Squash blossom with bee

The magazine Cooking Light has been a favorite of mine in years past. Their website was the first I would go to in search of new recipes, and while I do still use them, it is now one of many that influences what I prepare. In the last few months I’ve been going through old issues, ripping out favorite recipes and articles, and compiling them into a binder (complete with sheet protectors. Organized, I know!). One of my favorite menus was from the July 2005 issue. I have made the Roasted Corn, Poblano and Cheddar Pizza many times (I may well feature it later this summer, since I’ve changed it a bit), and right next to it was a recipe for Summer Squash Chowder. Perfect for this time of year!

prep squash

Its not too fussy on the prep, comes together quickly, and is a great way to use up an abundance of squash. The original recipe calls for the addition of milk at the end (which could easily be soymilk for those of you who can’t have milk), but I decided to step it up a little by infusing the milk with fresh herbs first – marjoram, basil, and oregano.

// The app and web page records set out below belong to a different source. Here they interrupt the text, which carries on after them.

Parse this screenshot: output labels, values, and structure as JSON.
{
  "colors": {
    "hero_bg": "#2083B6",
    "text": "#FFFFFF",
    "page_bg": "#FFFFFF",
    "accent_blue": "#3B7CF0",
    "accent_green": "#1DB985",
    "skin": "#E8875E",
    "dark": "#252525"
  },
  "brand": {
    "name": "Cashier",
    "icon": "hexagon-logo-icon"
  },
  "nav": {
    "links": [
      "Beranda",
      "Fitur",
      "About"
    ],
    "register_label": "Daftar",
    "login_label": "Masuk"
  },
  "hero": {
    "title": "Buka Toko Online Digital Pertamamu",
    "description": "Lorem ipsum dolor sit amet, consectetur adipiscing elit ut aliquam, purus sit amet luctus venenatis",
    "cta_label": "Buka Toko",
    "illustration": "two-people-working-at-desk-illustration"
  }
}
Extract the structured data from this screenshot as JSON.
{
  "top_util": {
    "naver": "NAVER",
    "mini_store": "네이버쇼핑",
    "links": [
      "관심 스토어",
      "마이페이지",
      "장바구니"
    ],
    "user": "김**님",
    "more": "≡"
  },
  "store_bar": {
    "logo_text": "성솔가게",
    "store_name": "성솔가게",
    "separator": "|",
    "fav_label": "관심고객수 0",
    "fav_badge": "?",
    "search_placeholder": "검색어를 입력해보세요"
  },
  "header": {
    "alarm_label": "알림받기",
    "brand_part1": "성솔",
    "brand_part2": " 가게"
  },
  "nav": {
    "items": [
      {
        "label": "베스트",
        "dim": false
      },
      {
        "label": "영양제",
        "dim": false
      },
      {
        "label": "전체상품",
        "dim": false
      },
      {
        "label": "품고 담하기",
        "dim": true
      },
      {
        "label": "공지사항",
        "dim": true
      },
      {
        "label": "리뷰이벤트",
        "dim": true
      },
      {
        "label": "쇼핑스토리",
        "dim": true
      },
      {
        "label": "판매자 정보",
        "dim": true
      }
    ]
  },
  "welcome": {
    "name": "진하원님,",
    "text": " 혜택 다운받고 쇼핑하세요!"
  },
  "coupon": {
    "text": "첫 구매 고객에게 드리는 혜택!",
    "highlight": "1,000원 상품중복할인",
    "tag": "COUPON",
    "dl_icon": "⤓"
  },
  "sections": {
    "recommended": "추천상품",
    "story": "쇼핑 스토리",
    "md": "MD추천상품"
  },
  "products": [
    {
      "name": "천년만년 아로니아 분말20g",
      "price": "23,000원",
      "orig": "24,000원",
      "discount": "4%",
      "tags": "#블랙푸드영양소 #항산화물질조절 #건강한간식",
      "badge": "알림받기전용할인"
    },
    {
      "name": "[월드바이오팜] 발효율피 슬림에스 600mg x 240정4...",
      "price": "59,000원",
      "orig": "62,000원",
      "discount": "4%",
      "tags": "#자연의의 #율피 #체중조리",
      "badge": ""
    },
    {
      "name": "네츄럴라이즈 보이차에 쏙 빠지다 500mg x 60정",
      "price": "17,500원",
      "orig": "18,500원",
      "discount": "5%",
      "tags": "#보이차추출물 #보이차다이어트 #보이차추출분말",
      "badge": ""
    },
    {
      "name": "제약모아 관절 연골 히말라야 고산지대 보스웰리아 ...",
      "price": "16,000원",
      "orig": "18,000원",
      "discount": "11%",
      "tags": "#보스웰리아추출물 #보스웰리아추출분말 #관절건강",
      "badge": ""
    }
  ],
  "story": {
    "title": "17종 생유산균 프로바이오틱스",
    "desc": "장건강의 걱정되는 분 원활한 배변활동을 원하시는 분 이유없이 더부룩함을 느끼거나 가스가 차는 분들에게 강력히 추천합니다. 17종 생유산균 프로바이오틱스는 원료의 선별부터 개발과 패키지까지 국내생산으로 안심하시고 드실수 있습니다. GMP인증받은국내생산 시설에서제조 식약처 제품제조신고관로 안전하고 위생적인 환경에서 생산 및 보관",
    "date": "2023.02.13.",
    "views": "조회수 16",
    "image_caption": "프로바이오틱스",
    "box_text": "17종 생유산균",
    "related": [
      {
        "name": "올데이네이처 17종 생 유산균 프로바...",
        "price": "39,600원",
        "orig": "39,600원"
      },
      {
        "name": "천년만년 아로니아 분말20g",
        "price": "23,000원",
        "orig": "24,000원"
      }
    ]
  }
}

This gave the soup really nice herbal undertones that rounded things out nicely. I’m planning on serving this soup for dinner tonight along with Stuffed Baked Potatoes, but fresh bread and salad would be great accompaniments as well.

squash chowder

Summer Squash Chowder, original recipe from Cooking Light

5 1/2 – 6 cups diced yellow squash (about 1 1/2 – 2 pounds)

1-2 cups fresh corn kernels (whatever 2 ears yields for you)

1 cup chopped yellow or red bell pepper

1/2 cup chopped onion

16 oz vegetable broth

1 3/4 cups milk

3/4 tsp salt

1/8 tsp white or black pepper

handful of fresh herbs – basil, oregano, marjoram

Olive oil

Combine squash, corn, pepper, onion, and broth in a large pot; bring to a boil. Cover, reduce heat, and simmer 20 minutes. Let it cool for a few minutes, and then either puree with a handheld immersion blender, or puree in batches in a regular blender.

While the squash is simmering, chop the herbs and combine them with the milk in a small saucepan. Heat over medium until the milk is hot, turn off heat, and continue to steep for 10 minutes. Strain the milk mixture into the pureed squash mixture; discard herbs. Add salt and pepper to taste. Cook over low heat until thoroughly heated, stirring occasionally. If you like, serve the soup garnished with fresh herbs and a small drizzle of olive oil. (Or put some olive oil on a plate, sprinkle with the herbs and some salt, and dip your bread in that!)